Work instructions:
Copy out each line of the data that includes the string "wykresu".

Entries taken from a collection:
# # # #
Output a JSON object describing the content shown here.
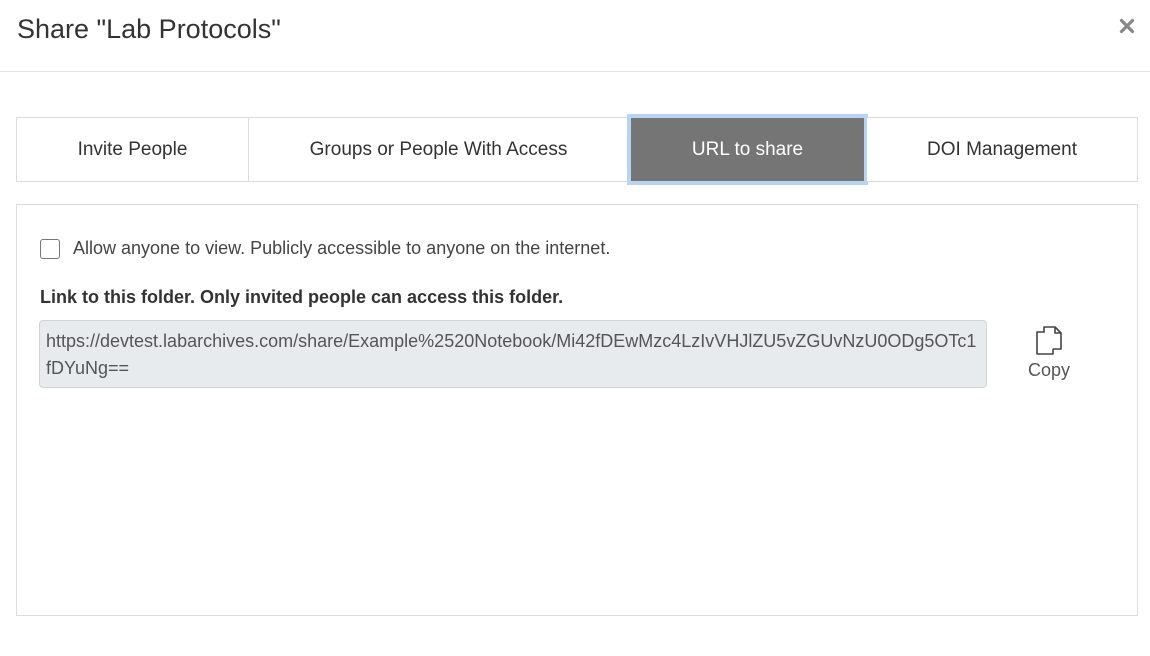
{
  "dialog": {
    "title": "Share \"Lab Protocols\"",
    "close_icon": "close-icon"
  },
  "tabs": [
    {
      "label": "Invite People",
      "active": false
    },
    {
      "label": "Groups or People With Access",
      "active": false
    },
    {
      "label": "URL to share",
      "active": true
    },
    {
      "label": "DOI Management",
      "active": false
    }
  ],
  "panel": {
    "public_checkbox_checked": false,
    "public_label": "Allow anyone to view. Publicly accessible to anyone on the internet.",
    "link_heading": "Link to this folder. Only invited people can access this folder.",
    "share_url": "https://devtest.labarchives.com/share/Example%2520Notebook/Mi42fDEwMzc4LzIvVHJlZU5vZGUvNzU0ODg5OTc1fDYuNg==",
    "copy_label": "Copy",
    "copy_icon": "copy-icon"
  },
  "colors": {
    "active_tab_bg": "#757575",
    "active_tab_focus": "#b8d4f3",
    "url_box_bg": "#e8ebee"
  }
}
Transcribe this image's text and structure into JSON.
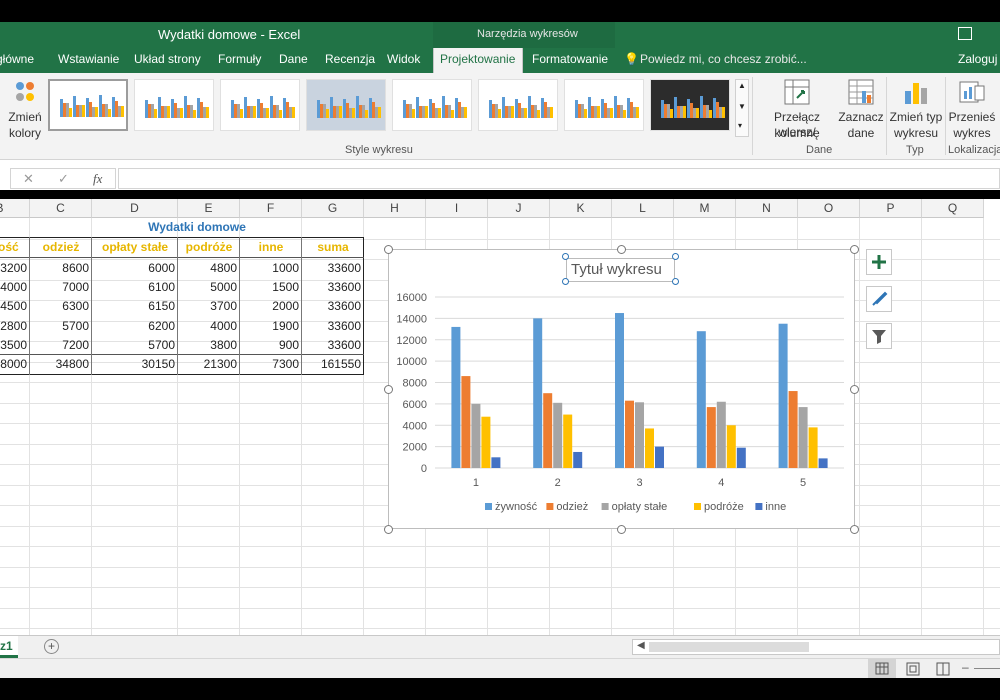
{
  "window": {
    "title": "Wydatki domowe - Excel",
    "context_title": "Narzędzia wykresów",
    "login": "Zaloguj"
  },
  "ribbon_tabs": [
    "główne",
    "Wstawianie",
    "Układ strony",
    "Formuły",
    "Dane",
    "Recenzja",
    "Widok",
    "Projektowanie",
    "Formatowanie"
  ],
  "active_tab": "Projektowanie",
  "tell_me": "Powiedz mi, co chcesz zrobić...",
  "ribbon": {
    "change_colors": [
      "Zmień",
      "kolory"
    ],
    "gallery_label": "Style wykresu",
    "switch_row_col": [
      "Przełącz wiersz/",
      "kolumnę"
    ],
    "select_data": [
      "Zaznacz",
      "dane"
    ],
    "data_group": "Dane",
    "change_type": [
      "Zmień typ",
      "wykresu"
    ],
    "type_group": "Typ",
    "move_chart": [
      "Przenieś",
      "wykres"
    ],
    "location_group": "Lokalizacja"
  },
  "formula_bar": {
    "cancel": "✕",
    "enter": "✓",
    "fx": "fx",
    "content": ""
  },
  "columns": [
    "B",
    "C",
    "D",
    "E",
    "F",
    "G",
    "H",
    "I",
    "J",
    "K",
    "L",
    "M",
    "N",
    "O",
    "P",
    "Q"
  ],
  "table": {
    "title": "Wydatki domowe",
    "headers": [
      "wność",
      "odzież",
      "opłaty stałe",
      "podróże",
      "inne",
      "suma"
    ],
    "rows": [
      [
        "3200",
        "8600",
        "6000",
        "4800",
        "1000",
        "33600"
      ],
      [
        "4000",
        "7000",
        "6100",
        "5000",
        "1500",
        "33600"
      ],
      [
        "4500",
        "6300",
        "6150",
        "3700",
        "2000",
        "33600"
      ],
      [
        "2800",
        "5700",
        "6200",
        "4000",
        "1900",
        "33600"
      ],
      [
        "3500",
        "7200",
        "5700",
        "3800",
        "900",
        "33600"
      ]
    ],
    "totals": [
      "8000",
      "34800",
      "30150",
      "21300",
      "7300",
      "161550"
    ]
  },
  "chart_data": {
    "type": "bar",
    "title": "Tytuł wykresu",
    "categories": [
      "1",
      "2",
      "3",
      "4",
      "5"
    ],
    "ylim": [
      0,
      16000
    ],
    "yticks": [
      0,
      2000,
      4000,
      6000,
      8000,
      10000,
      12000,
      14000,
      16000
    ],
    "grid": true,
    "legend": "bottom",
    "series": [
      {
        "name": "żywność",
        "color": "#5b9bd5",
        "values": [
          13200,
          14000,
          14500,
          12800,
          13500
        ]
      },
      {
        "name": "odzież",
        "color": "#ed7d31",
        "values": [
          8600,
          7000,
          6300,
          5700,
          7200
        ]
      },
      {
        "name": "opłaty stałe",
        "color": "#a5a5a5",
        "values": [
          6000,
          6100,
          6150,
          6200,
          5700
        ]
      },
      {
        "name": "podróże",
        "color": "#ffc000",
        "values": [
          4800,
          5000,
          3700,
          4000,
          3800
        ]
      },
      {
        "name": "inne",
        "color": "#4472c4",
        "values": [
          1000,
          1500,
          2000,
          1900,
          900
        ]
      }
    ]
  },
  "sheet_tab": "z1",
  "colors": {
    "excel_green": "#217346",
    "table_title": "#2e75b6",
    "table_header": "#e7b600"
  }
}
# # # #
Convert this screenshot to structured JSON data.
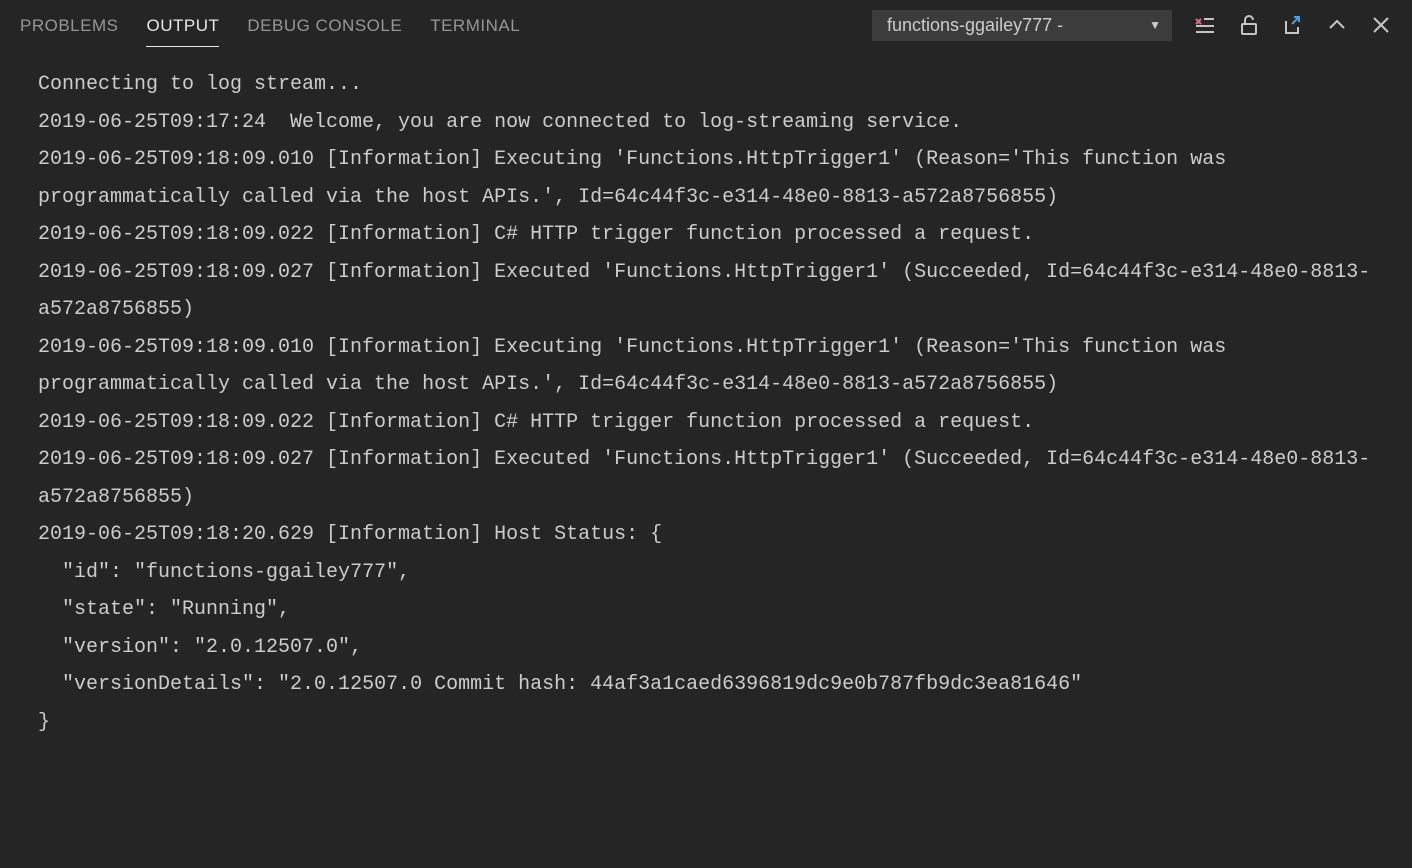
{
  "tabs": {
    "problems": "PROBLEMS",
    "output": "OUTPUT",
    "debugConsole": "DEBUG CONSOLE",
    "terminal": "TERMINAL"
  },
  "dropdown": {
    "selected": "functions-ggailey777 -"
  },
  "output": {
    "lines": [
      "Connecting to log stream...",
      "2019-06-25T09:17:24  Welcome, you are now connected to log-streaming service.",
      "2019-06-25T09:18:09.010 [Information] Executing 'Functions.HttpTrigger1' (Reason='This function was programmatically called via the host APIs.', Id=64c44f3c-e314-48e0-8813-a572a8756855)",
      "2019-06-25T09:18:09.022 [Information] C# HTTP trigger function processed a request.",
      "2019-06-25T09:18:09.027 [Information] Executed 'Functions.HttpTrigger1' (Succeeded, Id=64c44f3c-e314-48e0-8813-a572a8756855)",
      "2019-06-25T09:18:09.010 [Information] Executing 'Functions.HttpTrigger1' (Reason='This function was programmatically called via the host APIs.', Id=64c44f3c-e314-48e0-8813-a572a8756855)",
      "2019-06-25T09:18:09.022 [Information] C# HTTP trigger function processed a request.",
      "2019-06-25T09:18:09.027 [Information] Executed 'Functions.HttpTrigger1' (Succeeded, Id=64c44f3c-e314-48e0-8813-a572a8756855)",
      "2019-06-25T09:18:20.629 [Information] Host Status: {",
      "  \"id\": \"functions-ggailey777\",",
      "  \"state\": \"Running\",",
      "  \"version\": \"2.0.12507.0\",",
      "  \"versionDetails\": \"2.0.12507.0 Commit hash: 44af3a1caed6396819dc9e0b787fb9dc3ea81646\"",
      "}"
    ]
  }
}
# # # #
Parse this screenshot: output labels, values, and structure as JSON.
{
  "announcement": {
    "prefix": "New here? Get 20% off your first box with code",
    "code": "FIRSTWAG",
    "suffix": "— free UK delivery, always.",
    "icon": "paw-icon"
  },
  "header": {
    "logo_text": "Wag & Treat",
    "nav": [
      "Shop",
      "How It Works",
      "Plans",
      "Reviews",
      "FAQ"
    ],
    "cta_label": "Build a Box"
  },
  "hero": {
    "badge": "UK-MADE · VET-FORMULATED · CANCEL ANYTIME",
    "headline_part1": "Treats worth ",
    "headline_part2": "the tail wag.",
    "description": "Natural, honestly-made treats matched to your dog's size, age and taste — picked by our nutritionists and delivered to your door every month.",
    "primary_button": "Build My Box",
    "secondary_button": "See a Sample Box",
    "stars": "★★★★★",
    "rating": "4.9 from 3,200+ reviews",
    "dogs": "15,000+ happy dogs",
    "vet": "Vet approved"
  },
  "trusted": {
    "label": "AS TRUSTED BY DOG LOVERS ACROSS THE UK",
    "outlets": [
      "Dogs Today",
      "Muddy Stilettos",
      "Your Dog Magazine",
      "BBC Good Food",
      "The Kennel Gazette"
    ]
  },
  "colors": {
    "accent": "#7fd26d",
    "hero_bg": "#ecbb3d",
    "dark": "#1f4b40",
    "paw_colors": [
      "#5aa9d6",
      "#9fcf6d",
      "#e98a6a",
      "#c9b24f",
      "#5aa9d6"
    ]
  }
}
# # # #
Worked solution:
    "gallery_label": "Style wykresu",
      "wykresu"
    "title": "Tytuł wykresu",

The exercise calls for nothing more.